2005 $0.2700 $0.39 70%

2006 $0.1750 $0.45 39%

2007 $0.3550 $0.46 78%

2008 $0.3975 $0.44 90%

2009 $0.2825 $0.40 71%

I see several items worth noting. First, carrying charges from December to July never exceeded 100% of full carry (as expected). Second, we’ve experienced our largest carrying charges in recent years – 71-90% in the years 2007-2009. As of the close of the market today (May 3, 2010), the Dec’10-Jul’11 spread is at 29¼ cents, or 77% of full carry – ** this is the largest Dec-Jul spread I’ve seen since in the last two decades, as of early May!** I consider anything over 50% of full carry a “large” carry.

The classic measure of full carry is interesting but complicated. I think a more simple and relevant approach to grain producers is to look at the carry relative to their interest costs on grain held in storage. With this approach I ignore commercial storage costs – they are not relevant to a farmer with on-farm storage. I estimate interest costs using an interest rate of 1% over the prime rate and the cash price (not nearby futures) of corn at harvest.

15-Oct 7 months Dec/July

Dec/July interest carry % of

carry cost interest cost

1990 $0.1925 $0.13 152%

1991 $0.2075 $0.11 184%

1992 $0.1900 $0.07 254%

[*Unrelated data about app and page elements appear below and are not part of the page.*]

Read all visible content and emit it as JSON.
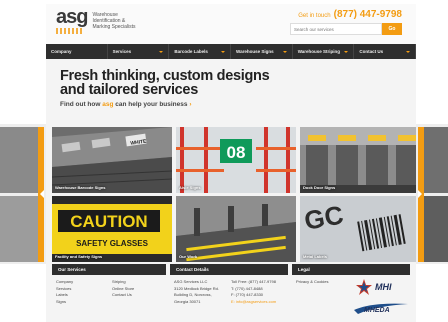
{
  "header": {
    "logo": "asg",
    "tagline": [
      "Warehouse",
      "Identification &",
      "Marking Specialists"
    ],
    "contact_prefix": "Get in touch",
    "phone": "(877) 447-9798",
    "search_placeholder": "Search our services",
    "search_button": "Go"
  },
  "nav": [
    {
      "label": "Company"
    },
    {
      "label": "Services"
    },
    {
      "label": "Barcode Labels"
    },
    {
      "label": "Warehouse Signs"
    },
    {
      "label": "Warehouse Striping"
    },
    {
      "label": "Contact Us"
    }
  ],
  "hero": {
    "title_line1": "Fresh thinking, custom designs",
    "title_line2": "and tailored services",
    "sub_prefix": "Find out how ",
    "sub_brand": "asg",
    "sub_suffix": " can help your business",
    "sub_arrow": "›"
  },
  "tiles": [
    {
      "label": "Warehouse Barcode Signs",
      "sign_text": "WHITE"
    },
    {
      "label": "Aisle Signs",
      "sign_text": "08"
    },
    {
      "label": "Dock Door Signs"
    },
    {
      "label": "Facility and Safety Signs",
      "sign_text": "CAUTION",
      "sign_sub": "SAFETY GLASSES"
    },
    {
      "label": "Our Work"
    },
    {
      "label": "Metal Labels",
      "sign_text": "GC"
    }
  ],
  "footer": {
    "services_heading": "Our Services",
    "services_col1": [
      "Company",
      "Services",
      "Labels",
      "Signs"
    ],
    "services_col2": [
      "Striping",
      "Online Store",
      "Contact Us"
    ],
    "details_heading": "Contact Details",
    "address": [
      "ASG Services LLC",
      "3120 Medlock Bridge Rd.",
      "Building D, Norcross,",
      "Georgia 30071"
    ],
    "phones": [
      "Toll Free: (877) 447-9798",
      "T: (770) 447-8488",
      "F: (770) 447-8330",
      "E: info@asgservices.com"
    ],
    "legal_heading": "Legal",
    "legal_link": "Privacy & Cookies",
    "badge1": "MHI",
    "badge2": "MHEDA"
  }
}
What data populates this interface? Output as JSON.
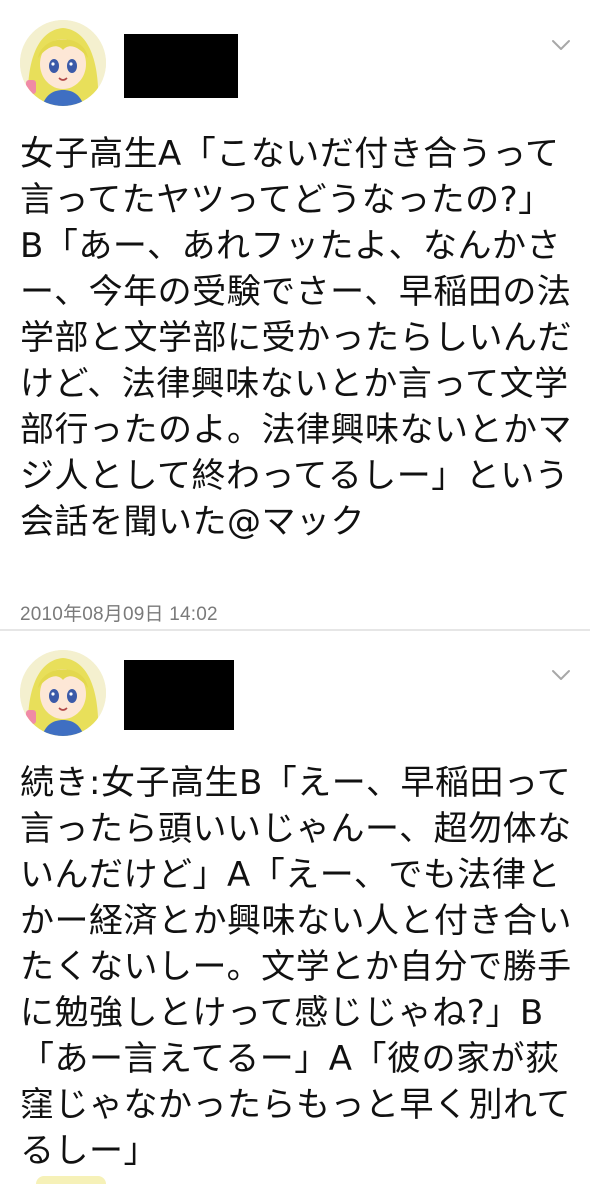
{
  "tweets": [
    {
      "text": "女子高生A「こないだ付き合うって言ってたヤツってどうなったの?」B「あー、あれフッたよ、なんかさー、今年の受験でさー、早稲田の法学部と文学部に受かったらしいんだけど、法律興味ないとか言って文学部行ったのよ。法律興味ないとかマジ人として終わってるしー」という会話を聞いた@マック",
      "timestamp": "2010年08月09日 14:02",
      "avatar_icon": "anime-girl-avatar-icon",
      "menu_icon": "chevron-down-icon"
    },
    {
      "text": "続き:女子高生B「えー、早稲田って言ったら頭いいじゃんー、超勿体ないんだけど」A「えー、でも法律とかー経済とか興味ない人と付き合いたくないしー。文学とか自分で勝手に勉強しとけって感じじゃね?」B「あー言えてるー」A「彼の家が荻窪じゃなかったらもっと早く別れてるしー」",
      "avatar_icon": "anime-girl-avatar-icon",
      "menu_icon": "chevron-down-icon"
    }
  ],
  "colors": {
    "background": "#ffffff",
    "text": "#111111",
    "timestamp": "#7a7a7a",
    "divider": "#e6e6e6",
    "redaction": "#000000"
  }
}
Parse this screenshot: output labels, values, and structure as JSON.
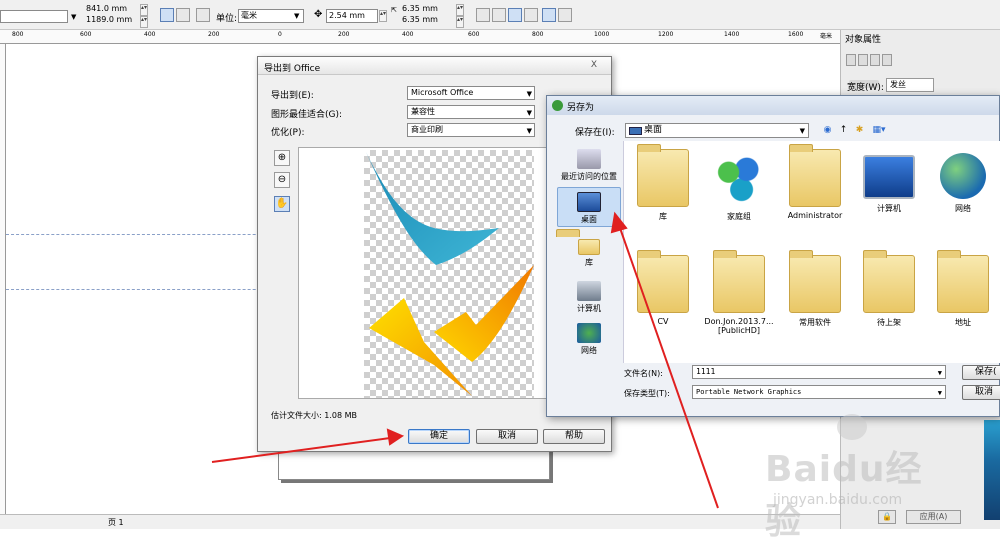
{
  "toolbar": {
    "width_value": "841.0 mm",
    "height_value": "1189.0 mm",
    "unit_label": "单位:",
    "unit_value": "毫米",
    "nudge_value": "2.54 mm",
    "dup_x": "6.35 mm",
    "dup_y": "6.35 mm"
  },
  "ruler": {
    "ticks": [
      "800",
      "600",
      "400",
      "200",
      "0",
      "200",
      "400",
      "600",
      "800",
      "1000",
      "1200",
      "1400",
      "1600"
    ],
    "unit": "毫米"
  },
  "right_panel": {
    "title": "对象属性",
    "width_label": "宽度(W):",
    "width_value": "发丝",
    "apply_label": "应用(A)"
  },
  "status": {
    "page_label": "页 1"
  },
  "export_dialog": {
    "title": "导出到 Office",
    "close": "X",
    "export_to_label": "导出到(E):",
    "export_to_value": "Microsoft Office",
    "graphic_fit_label": "图形最佳适合(G):",
    "graphic_fit_value": "兼容性",
    "optimize_label": "优化(P):",
    "optimize_value": "商业印刷",
    "estimate_label": "估计文件大小: 1.08 MB",
    "ok": "确定",
    "cancel": "取消",
    "help": "帮助"
  },
  "save_dialog": {
    "title": "另存为",
    "save_in_label": "保存在(I):",
    "save_in_value": "桌面",
    "places": [
      {
        "label": "最近访问的位置"
      },
      {
        "label": "桌面"
      },
      {
        "label": "库"
      },
      {
        "label": "计算机"
      },
      {
        "label": "网络"
      }
    ],
    "files": [
      {
        "label": "库"
      },
      {
        "label": "家庭组"
      },
      {
        "label": "Administrator"
      },
      {
        "label": "计算机"
      },
      {
        "label": "网络"
      },
      {
        "label": "CV"
      },
      {
        "label": "Don.Jon.2013.7... [PublicHD]"
      },
      {
        "label": "常用软件"
      },
      {
        "label": "待上架"
      },
      {
        "label": "地址"
      }
    ],
    "filename_label": "文件名(N):",
    "filename_value": "1111",
    "filetype_label": "保存类型(T):",
    "filetype_value": "Portable Network Graphics",
    "save_button": "保存(",
    "cancel_button": "取消"
  },
  "watermark": {
    "text": "Baidu经验",
    "sub": "jingyan.baidu.com"
  },
  "colors": {
    "accent_blue": "#2aa6c9",
    "accent_yellow": "#f5c400",
    "arrow_red": "#e02020"
  }
}
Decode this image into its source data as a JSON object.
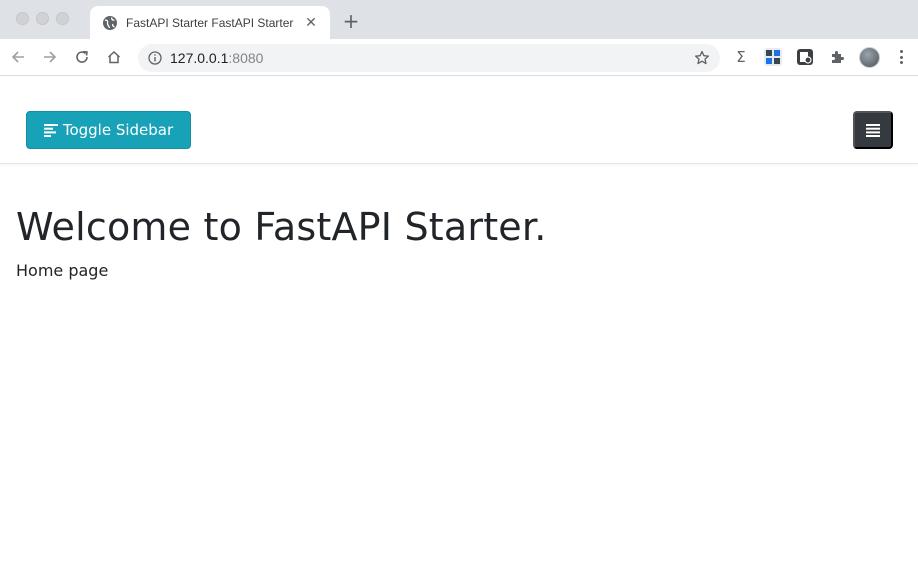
{
  "browser": {
    "tab": {
      "title": "FastAPI Starter FastAPI Starter",
      "close_glyph": "✕",
      "favicon_icon": "globe-icon"
    },
    "new_tab_glyph": "+",
    "address": {
      "host": "127.0.0.1",
      "port": ":8080",
      "info_icon": "info-icon",
      "bookmark_icon": "star-icon"
    },
    "nav_icons": [
      "back-arrow-icon",
      "forward-arrow-icon",
      "reload-icon",
      "home-icon"
    ],
    "extensions": {
      "sigma_glyph": "Σ",
      "items": [
        "sigma-extension-icon",
        "extension-tile-icon",
        "document-extension-icon",
        "puzzle-icon",
        "profile-avatar"
      ]
    }
  },
  "page": {
    "toggle_button_label": "Toggle Sidebar",
    "title": "Welcome to FastAPI Starter.",
    "text": "Home page"
  },
  "colors": {
    "toggle_button_bg": "#17a2b8",
    "menu_button_bg": "#343a40",
    "text": "#212529"
  }
}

1993 $0.1450 $0.09 161%

1994 $0.2325 $0.09 249%

1995 $0.0500 $0.16 32%

1996 $0.1425 $0.13 107%

1997 $0.1725 $0.13 131%

1998 $0.2250 $0.09 258%

1999 $0.2325 $0.07 312%

2000 $0.2525 $0.10 264%

2001 $0.2575 $0.06 433%

2002 $0.1225 $0.07 164%

2003 $0.1475 $0.05 281%

2004 $0.2400 $0.06 404%

2005 $0.2700 $0.06 424%

2006 $0.1750 $0.14 121%

2007 $0.3550 $0.17 215%

2008 $0.3975 $0.11 346%

2009 $0.2825 $0.08 333%

Even though the answers are similar, I prefer this approach to measuring the size of the carry. The interest rate (prime plus 1%) is something that the average producer can relate to and interest costs are based on cash prices (and not nearby futures). I can, for example, look at last year and note that the carrying charge from December to July (28¼ cents) was more than three times larger than my interest costs (8 cents) on grain held in storage. By this measure, I consider anything over 140% of interest costs to be a “large” carry. I consider anything less than 140% to be a “small” carry.

By the way, based on today’s Dec-Jul spread of 29¼ cents, and a prime rate of 3.25%, the carry is just over 300% of interest costs. Again, as of early May,* this is the largest Dec-Jul spread I’ve seen since in the last two decades.*

Carrying charges are very large this year, regardless of how you choose to measure them.

What is your opinion of the negative carry with respect to /ZCZ1-/ZCU1. It is trading -0.24 as of this email. We run a small elevator and are have not ever experienced this negative carry.

By:

David Hundleyon December 23, 2010at 10:34 am